© 2020  | Rawls Law Group. All Rights Reserved.

Native American Access to Quality Healthcare

Indian Health Service (“IHS”), the federally-funded health care program for American Indians and Alaska Natives, is responsible for providing health care to approximately 2.2 million Native Americans in thirty-five states across the U.S., operating a network of 55 health centers, 26 hospitals and 21 health stations located primarily in rural areas. According to IHS, it’s agency-wide goal is to ensure that comprehensive, culturally acceptable personal and public health services are available and accessible to American Indians and Alaska Natives.


However, IHS is failing the millions of Native Americans who rely on the program for health care, as the agency is consistently underfunded, leading to significant health problems and deficiencies in care for Native Americans. The IHS, along with several other federal programs, was intended as a remedy of sorts for the historical mistreatment of Native Americans. Yet, despite its obligation to provide quality health care to Native Americans, IHS is a highly inadequate program, and its funds are so scarce that the quality of care is beyond poor and has resulted in a multitude of cases of negligence and malpractice.


With little to no access to quality health care from IHS, Native Americans face shockingly disparate health realities than do other Americans.

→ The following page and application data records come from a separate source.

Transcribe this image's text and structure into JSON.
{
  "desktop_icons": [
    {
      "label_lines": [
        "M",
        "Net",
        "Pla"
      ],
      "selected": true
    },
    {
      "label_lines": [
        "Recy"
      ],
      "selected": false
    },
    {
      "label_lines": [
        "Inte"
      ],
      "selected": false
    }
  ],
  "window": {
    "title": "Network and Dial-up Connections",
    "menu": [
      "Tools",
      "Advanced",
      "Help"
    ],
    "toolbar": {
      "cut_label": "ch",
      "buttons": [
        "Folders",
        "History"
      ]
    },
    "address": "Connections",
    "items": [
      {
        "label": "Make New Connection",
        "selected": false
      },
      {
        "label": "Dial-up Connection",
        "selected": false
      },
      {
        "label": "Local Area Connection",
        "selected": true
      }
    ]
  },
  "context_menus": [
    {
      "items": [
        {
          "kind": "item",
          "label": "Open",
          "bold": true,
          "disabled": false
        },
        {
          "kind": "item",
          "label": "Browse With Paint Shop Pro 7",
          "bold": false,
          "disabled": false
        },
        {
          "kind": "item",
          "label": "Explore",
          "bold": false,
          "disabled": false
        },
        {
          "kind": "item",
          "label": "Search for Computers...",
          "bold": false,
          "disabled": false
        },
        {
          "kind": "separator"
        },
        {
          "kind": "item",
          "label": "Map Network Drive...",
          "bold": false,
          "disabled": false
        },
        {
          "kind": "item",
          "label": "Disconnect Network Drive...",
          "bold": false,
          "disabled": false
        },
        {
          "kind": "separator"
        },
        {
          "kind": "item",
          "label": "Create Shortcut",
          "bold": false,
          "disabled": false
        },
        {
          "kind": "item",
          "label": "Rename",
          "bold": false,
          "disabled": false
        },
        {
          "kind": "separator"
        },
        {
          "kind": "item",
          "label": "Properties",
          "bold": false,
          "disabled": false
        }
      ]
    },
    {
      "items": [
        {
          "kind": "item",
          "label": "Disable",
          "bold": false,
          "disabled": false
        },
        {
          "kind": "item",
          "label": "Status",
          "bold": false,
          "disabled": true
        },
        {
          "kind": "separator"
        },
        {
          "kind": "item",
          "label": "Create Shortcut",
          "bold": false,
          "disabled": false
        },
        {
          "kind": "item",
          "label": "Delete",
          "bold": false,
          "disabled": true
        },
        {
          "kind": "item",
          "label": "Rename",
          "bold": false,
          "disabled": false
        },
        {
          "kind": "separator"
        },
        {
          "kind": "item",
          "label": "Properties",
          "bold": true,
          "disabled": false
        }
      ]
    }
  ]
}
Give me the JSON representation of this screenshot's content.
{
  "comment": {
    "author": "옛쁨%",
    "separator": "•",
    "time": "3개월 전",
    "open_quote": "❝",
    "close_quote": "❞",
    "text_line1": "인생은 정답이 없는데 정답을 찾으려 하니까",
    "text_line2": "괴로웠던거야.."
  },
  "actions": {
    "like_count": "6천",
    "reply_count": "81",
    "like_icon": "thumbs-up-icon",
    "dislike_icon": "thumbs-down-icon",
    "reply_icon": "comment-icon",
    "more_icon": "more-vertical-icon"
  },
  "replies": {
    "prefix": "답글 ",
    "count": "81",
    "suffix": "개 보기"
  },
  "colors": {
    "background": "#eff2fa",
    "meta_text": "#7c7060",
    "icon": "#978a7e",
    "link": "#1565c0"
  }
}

In fact, American Indians die on average five years sooner than other Americans. When compared to other U.S. citizens, they are roughly 60% more likely to commit suicide, twice as likely to die in childbirth, and five times more likely to die from tuberculosis.


These glaring discrepancies seen between Native Americans and the rest of the American population portray a profoundly inadequate system that degrades American Indians and Alaska Natives through its blatant health care insufficiencies and its persistent lack of funding.


IHS deserves, and requires, funding to consistently replenish the program and keep up with the dire needs of the 2.2 million Native Americans it serves. As of now, IHS represents a broken system that’s failing American Indians and Alaska Natives. It’s time for this to change.